Speaking of barbecue, fourth-generation Lockhart pit boss Barrett Black says the family expects to have the new Black’s Barbecue (3110 Guadalupe) retail outlet open in August and is still on the lookout for the perfect parking spot for the Black’s food truck.
– The Great NC BBQ Map is now officially on sale to the public at the newly redesigned site as well as several restaurants including Sauceman’s (below); they also got nice write ups by the Charlotte Observer and Salisbury Post as well
A big vertical smoker uses pecan for the pork shoulders and ribs.

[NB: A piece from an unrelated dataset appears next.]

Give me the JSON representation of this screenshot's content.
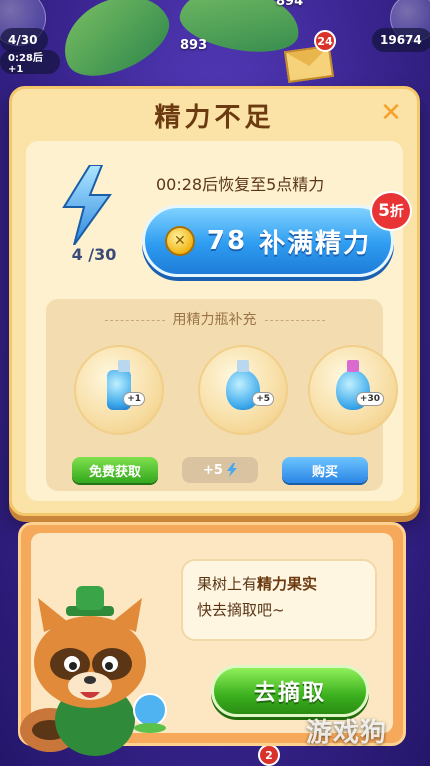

It’s all cooked with wood, but there are no coals. We love our smokers here in Texas, but in the Carolinas the pork shoulders and whole hogs are cooked directly over hickory coals. It creates a flavor similar to the Texas Hill Country style of cooking, but doesn’t taste much like slow smoked pork. I questioned Jay and John about this and Jay hoped to have a direct-heat cooker operational soon and even hinted that whole hogs could be on the horizon. Until then, the meat won’t have much Carolina flavor until you squeeze on the vinegar sauce.
– Although this article has a somewhat unfortunate title – “Private school students start barbecue business” – it’s a cool story about high school kids in Thomasville (just outside the Barbecue Bros hometown of High Point) starting their own barbecue business; check out more on Butch Cassidy Barbecue here (via)
It’s nine p.m. at Charles Towne Landing, a six-hundred-acre park just outside of Charleston, South Carolina, and Steven Green is holding a blowtorch to an opening in a repurposed oil drum that is filled to the top with damp pieces of oak. Flecks of rain fall across two cleaned, beheaded, and butterflied pigs sitting on a sheet-metal barbecue pit nearby. Tomorrow, the pigs will feed hundreds of Garden & Gun readers who are in town for the first Jubileefestival. Right now, Green and his boss, pit master Rodney Scott, are just trying to get the fire going.